* _PROBLEM REQUIREMENTS_
Nothing but the lines from the one containing "Give me the" through the last line of the entries should appear in the output, each verbatim.

Data about app and page elements

_ _ _ _ _

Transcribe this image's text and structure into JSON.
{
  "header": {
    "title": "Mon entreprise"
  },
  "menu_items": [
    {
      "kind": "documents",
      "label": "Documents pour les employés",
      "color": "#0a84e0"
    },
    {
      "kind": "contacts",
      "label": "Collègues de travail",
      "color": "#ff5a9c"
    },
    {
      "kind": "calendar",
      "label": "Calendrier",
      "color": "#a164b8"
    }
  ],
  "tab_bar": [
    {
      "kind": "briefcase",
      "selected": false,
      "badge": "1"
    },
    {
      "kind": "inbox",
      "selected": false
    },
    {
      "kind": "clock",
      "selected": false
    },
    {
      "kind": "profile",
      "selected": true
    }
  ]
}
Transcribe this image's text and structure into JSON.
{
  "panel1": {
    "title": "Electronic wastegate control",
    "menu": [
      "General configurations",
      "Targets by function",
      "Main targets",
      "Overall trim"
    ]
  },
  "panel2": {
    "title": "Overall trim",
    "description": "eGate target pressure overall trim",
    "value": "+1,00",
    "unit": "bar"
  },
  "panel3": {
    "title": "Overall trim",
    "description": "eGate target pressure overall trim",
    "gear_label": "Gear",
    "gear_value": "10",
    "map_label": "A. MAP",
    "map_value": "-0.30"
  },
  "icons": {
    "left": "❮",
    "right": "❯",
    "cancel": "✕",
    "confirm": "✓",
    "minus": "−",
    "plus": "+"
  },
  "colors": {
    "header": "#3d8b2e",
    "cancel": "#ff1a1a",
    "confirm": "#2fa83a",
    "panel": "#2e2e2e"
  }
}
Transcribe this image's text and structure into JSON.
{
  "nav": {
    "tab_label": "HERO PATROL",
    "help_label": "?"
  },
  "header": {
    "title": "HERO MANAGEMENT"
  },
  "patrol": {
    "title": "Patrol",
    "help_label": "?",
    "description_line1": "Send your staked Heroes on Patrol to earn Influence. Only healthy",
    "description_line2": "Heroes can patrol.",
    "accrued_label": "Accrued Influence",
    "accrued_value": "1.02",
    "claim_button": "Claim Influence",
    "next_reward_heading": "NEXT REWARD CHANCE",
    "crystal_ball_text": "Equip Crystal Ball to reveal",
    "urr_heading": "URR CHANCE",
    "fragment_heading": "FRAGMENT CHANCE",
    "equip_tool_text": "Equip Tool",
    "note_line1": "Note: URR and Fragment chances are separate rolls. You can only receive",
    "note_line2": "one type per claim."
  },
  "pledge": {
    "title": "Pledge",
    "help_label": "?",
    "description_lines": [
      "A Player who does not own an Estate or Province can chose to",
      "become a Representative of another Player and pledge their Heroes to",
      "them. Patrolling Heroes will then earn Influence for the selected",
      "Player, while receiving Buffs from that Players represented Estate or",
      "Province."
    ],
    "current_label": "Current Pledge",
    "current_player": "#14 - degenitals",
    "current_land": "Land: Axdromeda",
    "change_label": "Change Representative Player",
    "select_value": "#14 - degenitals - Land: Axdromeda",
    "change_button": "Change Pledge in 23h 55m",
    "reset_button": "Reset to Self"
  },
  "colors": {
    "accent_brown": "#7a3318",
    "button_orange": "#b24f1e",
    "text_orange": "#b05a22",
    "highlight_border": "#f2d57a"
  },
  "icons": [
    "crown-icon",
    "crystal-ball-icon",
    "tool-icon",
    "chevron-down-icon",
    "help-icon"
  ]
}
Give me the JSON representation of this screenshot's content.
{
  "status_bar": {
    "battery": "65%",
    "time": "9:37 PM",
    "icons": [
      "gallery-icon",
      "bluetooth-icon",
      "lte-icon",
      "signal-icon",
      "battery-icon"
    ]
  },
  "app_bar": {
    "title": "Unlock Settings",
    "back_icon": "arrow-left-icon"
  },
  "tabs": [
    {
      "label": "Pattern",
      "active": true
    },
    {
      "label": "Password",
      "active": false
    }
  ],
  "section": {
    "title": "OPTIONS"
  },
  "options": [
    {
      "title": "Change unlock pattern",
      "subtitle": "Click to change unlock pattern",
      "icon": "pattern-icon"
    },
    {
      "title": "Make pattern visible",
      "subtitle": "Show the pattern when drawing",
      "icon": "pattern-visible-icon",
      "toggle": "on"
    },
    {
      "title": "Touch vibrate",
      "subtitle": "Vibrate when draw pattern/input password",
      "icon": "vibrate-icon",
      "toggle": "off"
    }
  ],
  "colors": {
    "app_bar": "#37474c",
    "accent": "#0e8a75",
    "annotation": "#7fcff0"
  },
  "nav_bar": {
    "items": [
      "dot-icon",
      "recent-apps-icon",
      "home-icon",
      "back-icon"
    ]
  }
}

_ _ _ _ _

* _SOLUTION FOR THIS EXERCISE_
Give me the JSON representation of this screenshot's content.
{
  "status_bar": {
    "battery": "65%",
    "time": "9:37 PM",
    "icons": [
      "gallery-icon",
      "bluetooth-icon",
      "lte-icon",
      "signal-icon",
      "battery-icon"
    ]
  },
  "app_bar": {
    "title": "Unlock Settings",
    "back_icon": "arrow-left-icon"
  },
  "tabs": [
    {
      "label": "Pattern",
      "active": true
    },
    {
      "label": "Password",
      "active": false
    }
  ],
  "section": {
    "title": "OPTIONS"
  },
  "options": [
    {
      "title": "Change unlock pattern",
      "subtitle": "Click to change unlock pattern",
      "icon": "pattern-icon"
    },
    {
      "title": "Make pattern visible",
      "subtitle": "Show the pattern when drawing",
      "icon": "pattern-visible-icon",
      "toggle": "on"
    },
    {
      "title": "Touch vibrate",
      "subtitle": "Vibrate when draw pattern/input password",
      "icon": "vibrate-icon",
      "toggle": "off"
    }
  ],
  "colors": {
    "app_bar": "#37474c",
    "accent": "#0e8a75",
    "annotation": "#7fcff0"
  },
  "nav_bar": {
    "items": [
      "dot-icon",
      "recent-apps-icon",
      "home-icon",
      "back-icon"
    ]
  }
}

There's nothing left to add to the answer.